A new study shows that white children access mental health care services at a higher rate than black or Latino children.
The authors of the study in the International Journal of Health Services were interested in why kids of color are more likely to be incarcerated or suspended from school. Many incarcerated young people have mental illness, so the researchers looked at inequalities in mental health care delivery.
Examining six years of national data from The Medical Expenditure Panel Survey, they found that white kids accessed services at a higher rate than children of color.
“What we found was that for black and Hispanic children, much fewer visits were made to psychiatrists and other mental health professionals,” said Dr. Lyndonna Marrast, lead author. “This was not because they needed less care, because black and white children have similar rates of mental health problems.”
The why behind that statistic is complicated, she said. It ranges from a lack of providers in some communities, to stigma and insurance issues. But doctors can take some steps now to address the disparity.
“Health professionals on one hand have a role that they can play,” said Marrast of Hofstra University. It’s important that they try to get “patients into mental health services as opposed to having certain behaviors attributed to misbehavior.”
“Youthful transgressions that might result in referral for treatment among nonminority children more often incur criminal sanctions for minorities,” according to the study.
To be clear, the data doesn’t provide a definitive link between the scarcity of access to mental health care and incarceration, but Marrast said she and her team are making an inference.
For Flossie Ierardi, who heads the music therapy master’s program at Drexel University, that resonates with patterns she’s seen in her own 20-year practice. She’s worked at a juvenile detention facility where most of the kids are African-American or Latino, even though the larger suburb where it’s located is mostly white.
Music therapy made a noticeable difference for some kids there, she said.
“And there were some kids who just took to music therapy very well.

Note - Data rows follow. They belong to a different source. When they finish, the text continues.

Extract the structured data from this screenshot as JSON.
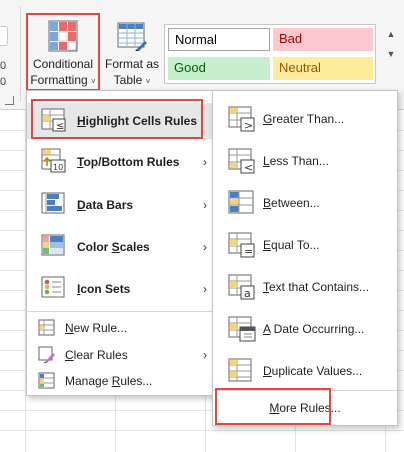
{
  "ribbon": {
    "left_stub_lines": [
      "0",
      "0"
    ],
    "conditional_formatting": {
      "line1": "Conditional",
      "line2": "Formatting",
      "chevron": "˅"
    },
    "format_as_table": {
      "line1": "Format as",
      "line2": "Table",
      "chevron": "˅"
    },
    "cell_styles": [
      {
        "label": "Normal",
        "name": "style-normal"
      },
      {
        "label": "Bad",
        "name": "style-bad"
      },
      {
        "label": "Good",
        "name": "style-good"
      },
      {
        "label": "Neutral",
        "name": "style-neutral"
      }
    ],
    "gallery_up": "▲",
    "gallery_down": "▼"
  },
  "menu": {
    "items": [
      {
        "key": "H",
        "rest": "ighlight Cells Rules",
        "icon": "highlight-cells-rules-icon",
        "arrow": "›"
      },
      {
        "key": "T",
        "rest": "op/Bottom Rules",
        "icon": "top-bottom-rules-icon",
        "arrow": "›"
      },
      {
        "key": "D",
        "rest": "ata Bars",
        "icon": "data-bars-icon",
        "arrow": "›"
      },
      {
        "key": "S",
        "pre": "Color ",
        "rest": "cales",
        "icon": "color-scales-icon",
        "arrow": "›"
      },
      {
        "key": "I",
        "rest": "con Sets",
        "icon": "icon-sets-icon",
        "arrow": "›"
      }
    ],
    "small_items": [
      {
        "key": "N",
        "rest": "ew Rule...",
        "icon": "new-rule-icon"
      },
      {
        "key": "C",
        "rest": "lear Rules",
        "icon": "clear-rules-icon",
        "arrow": "›"
      },
      {
        "key": "R",
        "pre": "Manage ",
        "rest": "ules...",
        "icon": "manage-rules-icon"
      }
    ]
  },
  "submenu": {
    "items": [
      {
        "key": "G",
        "rest": "reater Than...",
        "icon": "greater-than-icon",
        "sym": ">"
      },
      {
        "key": "L",
        "rest": "ess Than...",
        "icon": "less-than-icon",
        "sym": "<"
      },
      {
        "key": "B",
        "rest": "etween...",
        "icon": "between-icon",
        "sym": ""
      },
      {
        "key": "E",
        "rest": "qual To...",
        "icon": "equal-to-icon",
        "sym": "="
      },
      {
        "key": "T",
        "rest": "ext that Contains...",
        "icon": "text-contains-icon",
        "sym": "a"
      },
      {
        "key": "A",
        "rest": " Date Occurring...",
        "icon": "date-occurring-icon",
        "sym": ""
      },
      {
        "key": "D",
        "rest": "uplicate Values...",
        "icon": "duplicate-values-icon",
        "sym": ""
      }
    ],
    "more": {
      "key": "M",
      "rest": "ore Rules..."
    }
  },
  "colors": {
    "highlight_border": "#e04848",
    "bad_bg": "#ffc7ce",
    "bad_fg": "#9c0006",
    "good_bg": "#c6efce",
    "good_fg": "#006100",
    "neutral_bg": "#ffeb9c",
    "neutral_fg": "#9c5700"
  }
}
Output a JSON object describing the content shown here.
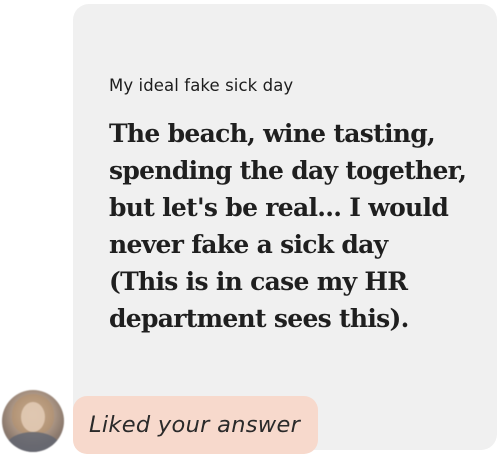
{
  "prompt": {
    "question": "My ideal fake sick day",
    "answer": "The beach, wine tasting,\nspending the day together,\nbut let's be real... I would\nnever fake a sick day\n(This is in case my HR\ndepartment sees this)."
  },
  "reply": {
    "text": "Liked your answer"
  },
  "colors": {
    "card_background": "#f0f0f0",
    "reply_background": "#f7d9cc",
    "text": "#1f1f1f"
  }
}
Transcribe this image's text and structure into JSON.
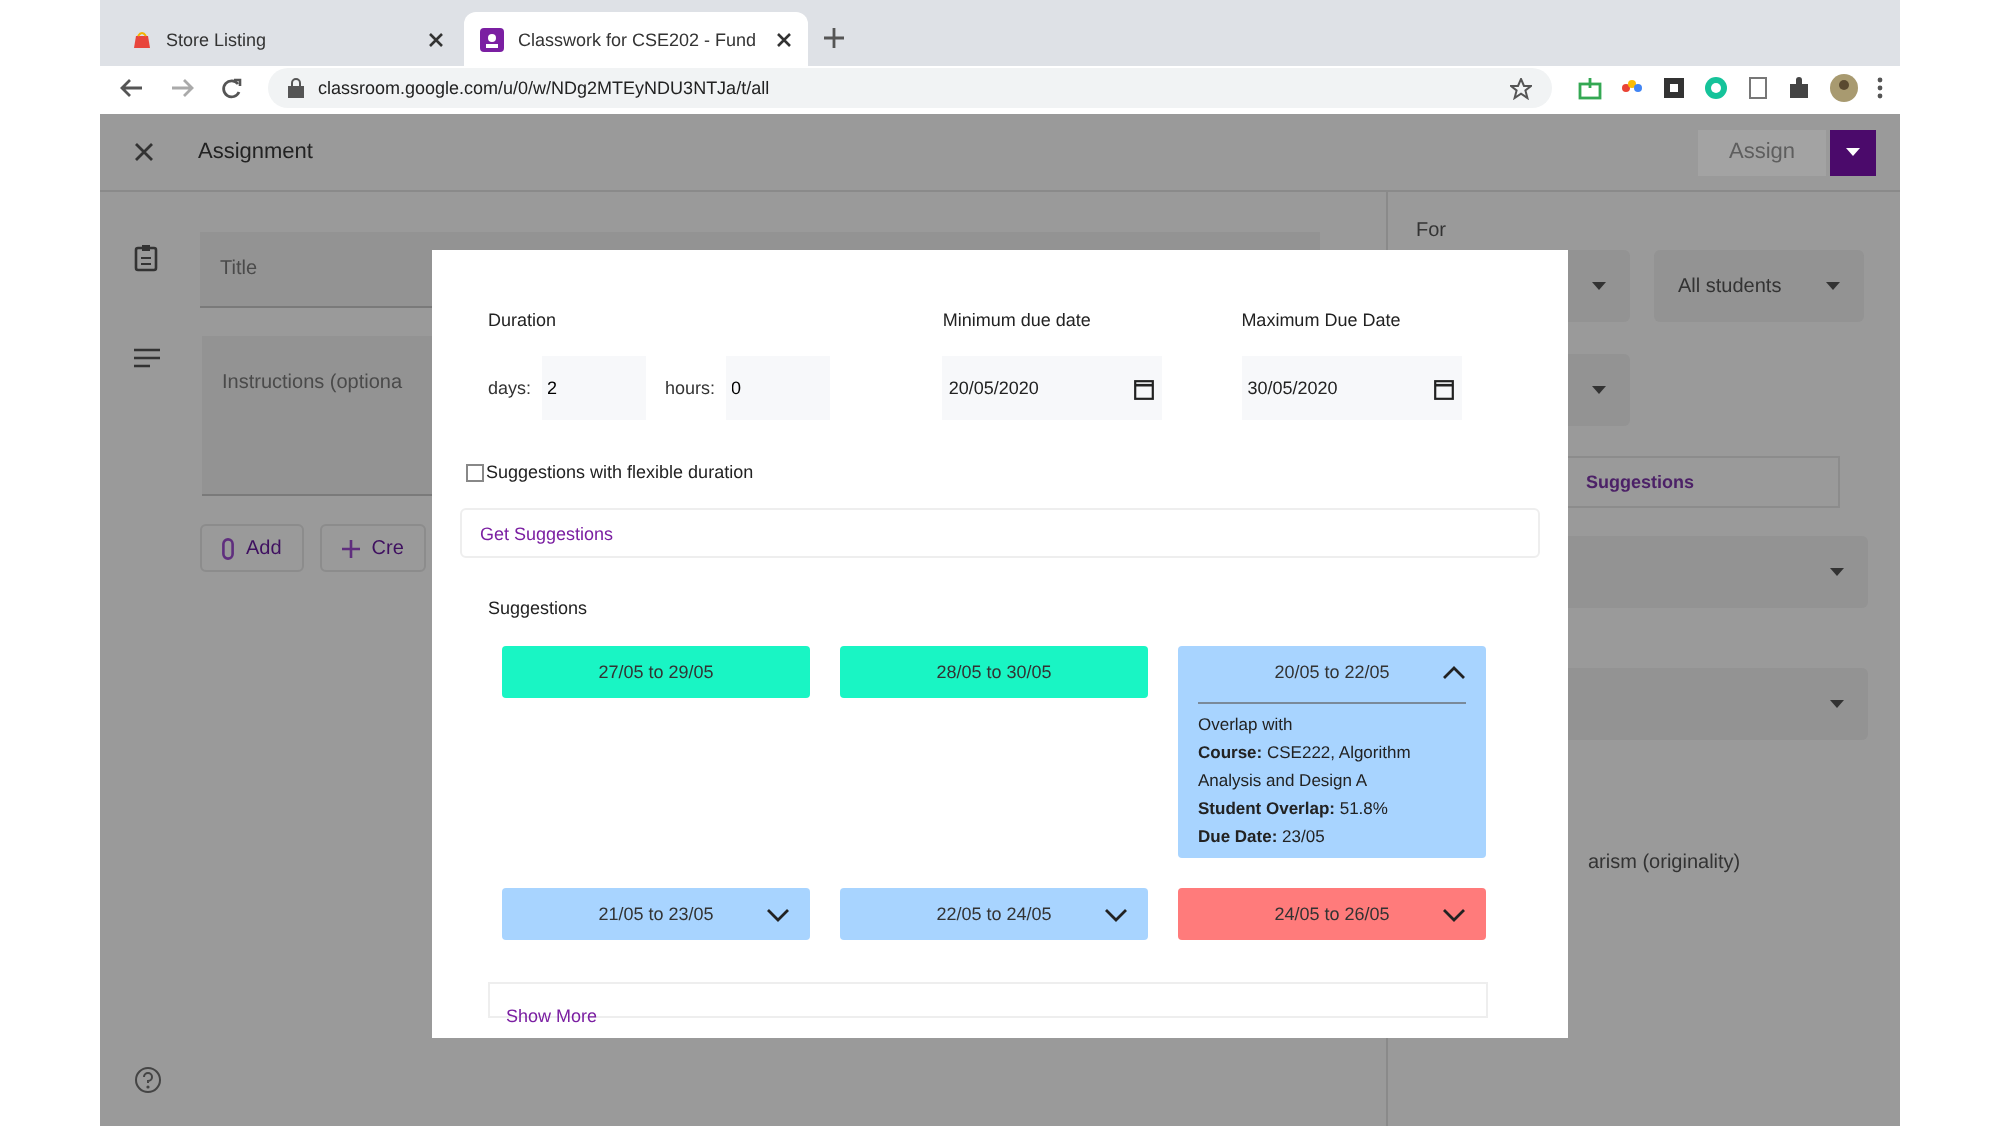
{
  "browser": {
    "tabs": [
      {
        "title": "Store Listing",
        "selected": false
      },
      {
        "title": "Classwork for CSE202 - Fund",
        "selected": true
      }
    ],
    "address": "classroom.google.com/u/0/w/NDg2MTEyNDU3NTJa/t/all"
  },
  "header": {
    "title": "Assignment",
    "assign": "Assign"
  },
  "form": {
    "title_placeholder": "Title",
    "instructions_placeholder": "Instructions (optiona",
    "buttons": [
      {
        "label": "Add"
      },
      {
        "label": "Cre"
      }
    ]
  },
  "side": {
    "for_label": "For",
    "students": "All students",
    "suggestions_link": "Suggestions",
    "plagiarism": "arism (originality)"
  },
  "dialog": {
    "duration_label": "Duration",
    "days_label": "days:",
    "days": "2",
    "hours_label": "hours:",
    "hours": "0",
    "min_label": "Minimum due date",
    "min_date": "20/05/2020",
    "max_label": "Maximum Due Date",
    "max_date": "30/05/2020",
    "flexible": {
      "label": "Suggestions with flexible duration",
      "checked": false
    },
    "get_button": "Get Suggestions",
    "suggestions_heading": "Suggestions",
    "suggestions": [
      {
        "range": "27/05 to 29/05",
        "color": "#19f5c4",
        "expandable": false
      },
      {
        "range": "28/05 to 30/05",
        "color": "#19f5c4",
        "expandable": false
      },
      {
        "range": "20/05 to 22/05",
        "color": "#a8d4ff",
        "expandable": true,
        "expanded": true,
        "details": [
          "Overlap with",
          "**Course:** CSE222, Algorithm Analysis and Design A",
          "**Student Overlap:** 51.8%",
          "**Due Date:** 23/05"
        ]
      },
      {
        "range": "21/05 to 23/05",
        "color": "#a8d4ff",
        "expandable": true,
        "expanded": false
      },
      {
        "range": "22/05 to 24/05",
        "color": "#a8d4ff",
        "expandable": true,
        "expanded": false
      },
      {
        "range": "24/05 to 26/05",
        "color": "#ff7b7b",
        "expandable": true,
        "expanded": false
      }
    ],
    "show_more": "Show More"
  }
}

And you could see their strengths come out,” said Ierardi. “Their affect just really changed, and you could see a spring in their step as they were walking out of the room.”
That may have to do with the fact that in trauma-informed music therapy, the focus is not so much “what did you do?” as it is in a law-enforcement context but more “what happened to you?”
Marrast said providing more training to mental health professionals, recruiting more providers of color and adopting what she calls a “less punitive attitude” toward youthful misbehavior could all make a difference.